### Goal of the exercise
Look through the listing underneath for "icon", and copy every line that has it.

### Data for analysis
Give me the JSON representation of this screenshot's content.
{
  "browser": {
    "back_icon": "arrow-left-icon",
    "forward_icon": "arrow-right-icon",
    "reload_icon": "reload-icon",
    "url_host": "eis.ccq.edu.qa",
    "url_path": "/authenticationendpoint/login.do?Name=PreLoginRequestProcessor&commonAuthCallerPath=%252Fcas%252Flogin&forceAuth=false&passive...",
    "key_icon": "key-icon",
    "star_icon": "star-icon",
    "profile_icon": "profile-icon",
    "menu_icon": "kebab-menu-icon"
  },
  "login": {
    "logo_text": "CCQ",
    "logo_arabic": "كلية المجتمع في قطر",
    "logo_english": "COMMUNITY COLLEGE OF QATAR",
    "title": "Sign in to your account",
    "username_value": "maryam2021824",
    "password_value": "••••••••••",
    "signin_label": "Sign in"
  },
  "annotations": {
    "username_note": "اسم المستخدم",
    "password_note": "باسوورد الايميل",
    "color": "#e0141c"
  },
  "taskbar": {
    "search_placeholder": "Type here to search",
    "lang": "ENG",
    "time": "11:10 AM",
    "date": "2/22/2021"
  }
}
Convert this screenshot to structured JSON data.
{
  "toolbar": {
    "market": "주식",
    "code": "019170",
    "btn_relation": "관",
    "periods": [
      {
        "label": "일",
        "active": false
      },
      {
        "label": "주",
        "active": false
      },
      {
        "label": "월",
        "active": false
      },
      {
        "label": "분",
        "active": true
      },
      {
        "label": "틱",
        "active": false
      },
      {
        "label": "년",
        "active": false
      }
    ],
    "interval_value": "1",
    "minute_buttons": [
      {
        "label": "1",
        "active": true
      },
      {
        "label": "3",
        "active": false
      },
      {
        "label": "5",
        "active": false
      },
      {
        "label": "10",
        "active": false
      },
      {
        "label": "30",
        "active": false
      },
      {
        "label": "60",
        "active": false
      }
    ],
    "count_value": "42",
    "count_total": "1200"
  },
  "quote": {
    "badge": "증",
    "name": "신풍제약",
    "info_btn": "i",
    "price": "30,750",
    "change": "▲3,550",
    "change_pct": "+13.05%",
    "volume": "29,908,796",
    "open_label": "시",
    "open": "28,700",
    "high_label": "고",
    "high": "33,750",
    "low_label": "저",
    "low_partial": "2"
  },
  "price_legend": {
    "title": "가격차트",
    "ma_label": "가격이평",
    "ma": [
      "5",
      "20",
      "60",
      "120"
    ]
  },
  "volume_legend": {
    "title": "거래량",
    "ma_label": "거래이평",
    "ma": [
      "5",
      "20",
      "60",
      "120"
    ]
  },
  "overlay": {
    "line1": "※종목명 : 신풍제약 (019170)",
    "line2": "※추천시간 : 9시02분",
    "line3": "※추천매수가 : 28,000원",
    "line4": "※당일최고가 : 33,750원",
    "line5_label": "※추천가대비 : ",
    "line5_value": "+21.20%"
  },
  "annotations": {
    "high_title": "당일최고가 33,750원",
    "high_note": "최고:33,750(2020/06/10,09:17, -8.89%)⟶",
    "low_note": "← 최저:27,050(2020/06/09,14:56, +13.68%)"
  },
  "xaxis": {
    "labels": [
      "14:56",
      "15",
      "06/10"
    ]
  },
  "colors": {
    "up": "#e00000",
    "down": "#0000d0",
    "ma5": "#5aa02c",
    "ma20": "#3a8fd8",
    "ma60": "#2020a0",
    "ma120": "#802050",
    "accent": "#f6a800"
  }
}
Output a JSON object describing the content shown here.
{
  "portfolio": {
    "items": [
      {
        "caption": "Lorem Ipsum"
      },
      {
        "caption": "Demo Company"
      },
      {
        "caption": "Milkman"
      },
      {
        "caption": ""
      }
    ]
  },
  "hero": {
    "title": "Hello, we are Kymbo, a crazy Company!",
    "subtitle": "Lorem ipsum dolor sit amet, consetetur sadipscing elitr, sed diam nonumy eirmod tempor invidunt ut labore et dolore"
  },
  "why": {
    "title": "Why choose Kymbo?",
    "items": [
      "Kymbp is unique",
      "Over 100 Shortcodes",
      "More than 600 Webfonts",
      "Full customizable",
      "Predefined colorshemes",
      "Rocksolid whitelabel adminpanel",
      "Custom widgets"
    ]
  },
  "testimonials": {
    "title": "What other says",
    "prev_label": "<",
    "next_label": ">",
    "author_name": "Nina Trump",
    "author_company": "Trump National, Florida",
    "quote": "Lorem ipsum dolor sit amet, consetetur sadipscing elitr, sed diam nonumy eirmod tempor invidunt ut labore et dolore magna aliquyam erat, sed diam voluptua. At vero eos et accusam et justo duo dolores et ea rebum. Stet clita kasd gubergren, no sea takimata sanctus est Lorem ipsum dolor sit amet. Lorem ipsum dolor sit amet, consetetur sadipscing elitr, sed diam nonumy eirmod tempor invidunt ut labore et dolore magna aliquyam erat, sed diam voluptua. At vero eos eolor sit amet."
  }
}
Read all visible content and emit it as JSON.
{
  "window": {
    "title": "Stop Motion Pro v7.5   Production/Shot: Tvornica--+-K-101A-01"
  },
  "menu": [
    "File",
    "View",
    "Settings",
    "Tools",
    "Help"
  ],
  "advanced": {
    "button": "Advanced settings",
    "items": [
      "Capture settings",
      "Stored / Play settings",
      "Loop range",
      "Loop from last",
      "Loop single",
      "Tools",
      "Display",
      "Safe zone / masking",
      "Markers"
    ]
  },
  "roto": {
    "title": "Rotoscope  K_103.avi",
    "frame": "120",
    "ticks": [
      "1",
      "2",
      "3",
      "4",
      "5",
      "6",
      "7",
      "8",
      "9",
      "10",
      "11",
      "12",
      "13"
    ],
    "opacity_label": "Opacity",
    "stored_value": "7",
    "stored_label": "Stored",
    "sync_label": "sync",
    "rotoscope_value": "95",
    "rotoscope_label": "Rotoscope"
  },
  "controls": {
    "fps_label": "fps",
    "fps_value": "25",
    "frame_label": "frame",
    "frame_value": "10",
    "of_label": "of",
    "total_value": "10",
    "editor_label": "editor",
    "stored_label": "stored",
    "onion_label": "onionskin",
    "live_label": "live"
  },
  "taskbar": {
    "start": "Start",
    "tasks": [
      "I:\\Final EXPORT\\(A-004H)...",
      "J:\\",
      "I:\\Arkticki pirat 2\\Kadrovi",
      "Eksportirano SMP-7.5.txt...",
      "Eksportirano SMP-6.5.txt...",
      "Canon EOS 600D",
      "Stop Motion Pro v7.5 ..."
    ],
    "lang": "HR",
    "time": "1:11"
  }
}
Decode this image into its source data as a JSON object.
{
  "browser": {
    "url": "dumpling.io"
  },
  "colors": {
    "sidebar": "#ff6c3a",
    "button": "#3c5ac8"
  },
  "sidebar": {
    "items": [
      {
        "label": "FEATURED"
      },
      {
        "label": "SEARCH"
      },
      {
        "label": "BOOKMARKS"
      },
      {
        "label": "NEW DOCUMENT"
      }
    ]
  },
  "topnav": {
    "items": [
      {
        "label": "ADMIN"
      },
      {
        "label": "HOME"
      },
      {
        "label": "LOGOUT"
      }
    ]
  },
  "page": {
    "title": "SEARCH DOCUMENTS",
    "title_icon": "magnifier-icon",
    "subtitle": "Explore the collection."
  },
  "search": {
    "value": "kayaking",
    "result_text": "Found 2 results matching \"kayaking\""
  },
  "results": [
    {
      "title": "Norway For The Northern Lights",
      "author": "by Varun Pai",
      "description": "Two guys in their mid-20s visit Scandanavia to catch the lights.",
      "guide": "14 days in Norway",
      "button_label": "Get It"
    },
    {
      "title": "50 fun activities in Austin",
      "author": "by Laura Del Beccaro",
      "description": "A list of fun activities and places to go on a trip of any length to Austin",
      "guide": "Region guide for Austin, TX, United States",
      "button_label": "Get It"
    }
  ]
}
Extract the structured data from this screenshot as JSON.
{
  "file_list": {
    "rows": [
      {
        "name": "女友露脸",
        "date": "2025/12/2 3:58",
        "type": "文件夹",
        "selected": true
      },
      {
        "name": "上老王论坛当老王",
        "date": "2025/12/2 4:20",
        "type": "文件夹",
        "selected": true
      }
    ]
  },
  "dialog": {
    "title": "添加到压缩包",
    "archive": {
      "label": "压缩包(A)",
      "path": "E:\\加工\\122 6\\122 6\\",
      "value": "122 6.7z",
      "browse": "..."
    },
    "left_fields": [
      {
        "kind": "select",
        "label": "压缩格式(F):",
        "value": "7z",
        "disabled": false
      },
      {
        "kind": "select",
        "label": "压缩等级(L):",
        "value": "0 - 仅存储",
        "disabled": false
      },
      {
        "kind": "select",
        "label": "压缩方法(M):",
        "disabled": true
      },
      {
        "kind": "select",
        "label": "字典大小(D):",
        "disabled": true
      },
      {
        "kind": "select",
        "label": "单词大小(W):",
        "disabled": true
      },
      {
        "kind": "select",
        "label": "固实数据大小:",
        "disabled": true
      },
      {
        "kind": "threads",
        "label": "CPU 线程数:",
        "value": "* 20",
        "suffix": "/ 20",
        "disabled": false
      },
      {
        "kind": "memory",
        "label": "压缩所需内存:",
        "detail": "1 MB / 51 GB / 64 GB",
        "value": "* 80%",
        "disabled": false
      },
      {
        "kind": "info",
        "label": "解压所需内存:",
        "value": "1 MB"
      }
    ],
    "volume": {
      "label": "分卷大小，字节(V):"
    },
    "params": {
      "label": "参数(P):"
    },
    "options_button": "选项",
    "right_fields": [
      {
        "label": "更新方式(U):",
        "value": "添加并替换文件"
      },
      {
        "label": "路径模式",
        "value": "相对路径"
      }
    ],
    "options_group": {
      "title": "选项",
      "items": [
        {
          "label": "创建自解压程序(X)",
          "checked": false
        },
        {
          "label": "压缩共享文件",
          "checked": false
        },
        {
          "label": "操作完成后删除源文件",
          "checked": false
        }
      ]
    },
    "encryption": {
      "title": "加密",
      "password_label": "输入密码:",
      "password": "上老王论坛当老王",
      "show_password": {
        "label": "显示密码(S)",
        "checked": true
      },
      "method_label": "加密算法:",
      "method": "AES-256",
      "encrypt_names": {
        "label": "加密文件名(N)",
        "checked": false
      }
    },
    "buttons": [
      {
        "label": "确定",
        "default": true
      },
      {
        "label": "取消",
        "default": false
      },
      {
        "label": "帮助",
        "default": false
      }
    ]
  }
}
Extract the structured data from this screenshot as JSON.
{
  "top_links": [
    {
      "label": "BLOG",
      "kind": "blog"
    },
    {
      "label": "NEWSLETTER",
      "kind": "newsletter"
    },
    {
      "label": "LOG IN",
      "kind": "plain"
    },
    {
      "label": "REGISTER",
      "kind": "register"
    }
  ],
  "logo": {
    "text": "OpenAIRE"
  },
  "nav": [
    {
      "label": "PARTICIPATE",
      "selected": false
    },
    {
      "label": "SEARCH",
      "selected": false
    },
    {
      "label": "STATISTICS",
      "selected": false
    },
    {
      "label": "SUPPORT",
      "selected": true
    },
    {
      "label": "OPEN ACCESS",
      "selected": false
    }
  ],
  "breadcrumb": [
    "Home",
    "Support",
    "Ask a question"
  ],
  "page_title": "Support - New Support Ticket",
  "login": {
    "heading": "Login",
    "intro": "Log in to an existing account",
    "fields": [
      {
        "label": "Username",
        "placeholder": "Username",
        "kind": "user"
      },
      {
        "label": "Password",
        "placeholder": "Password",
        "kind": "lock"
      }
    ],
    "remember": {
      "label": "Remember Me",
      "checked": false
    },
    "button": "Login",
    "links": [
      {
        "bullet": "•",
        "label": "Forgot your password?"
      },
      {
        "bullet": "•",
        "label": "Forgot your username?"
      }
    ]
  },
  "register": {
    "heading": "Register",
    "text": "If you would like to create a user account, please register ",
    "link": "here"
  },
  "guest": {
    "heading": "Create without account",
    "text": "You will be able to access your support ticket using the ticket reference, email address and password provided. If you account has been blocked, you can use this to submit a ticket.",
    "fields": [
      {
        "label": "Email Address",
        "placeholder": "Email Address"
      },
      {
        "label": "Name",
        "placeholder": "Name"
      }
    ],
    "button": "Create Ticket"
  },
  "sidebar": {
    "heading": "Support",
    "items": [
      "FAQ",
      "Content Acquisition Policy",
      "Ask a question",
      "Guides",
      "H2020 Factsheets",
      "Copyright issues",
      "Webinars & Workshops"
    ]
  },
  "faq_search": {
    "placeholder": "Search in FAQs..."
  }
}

### Answer area
    "back_icon": "arrow-left-icon",
    "forward_icon": "arrow-right-icon",
    "reload_icon": "reload-icon",
    "key_icon": "key-icon",
    "star_icon": "star-icon",
    "profile_icon": "profile-icon",
    "menu_icon": "kebab-menu-icon"
    "title_icon": "magnifier-icon",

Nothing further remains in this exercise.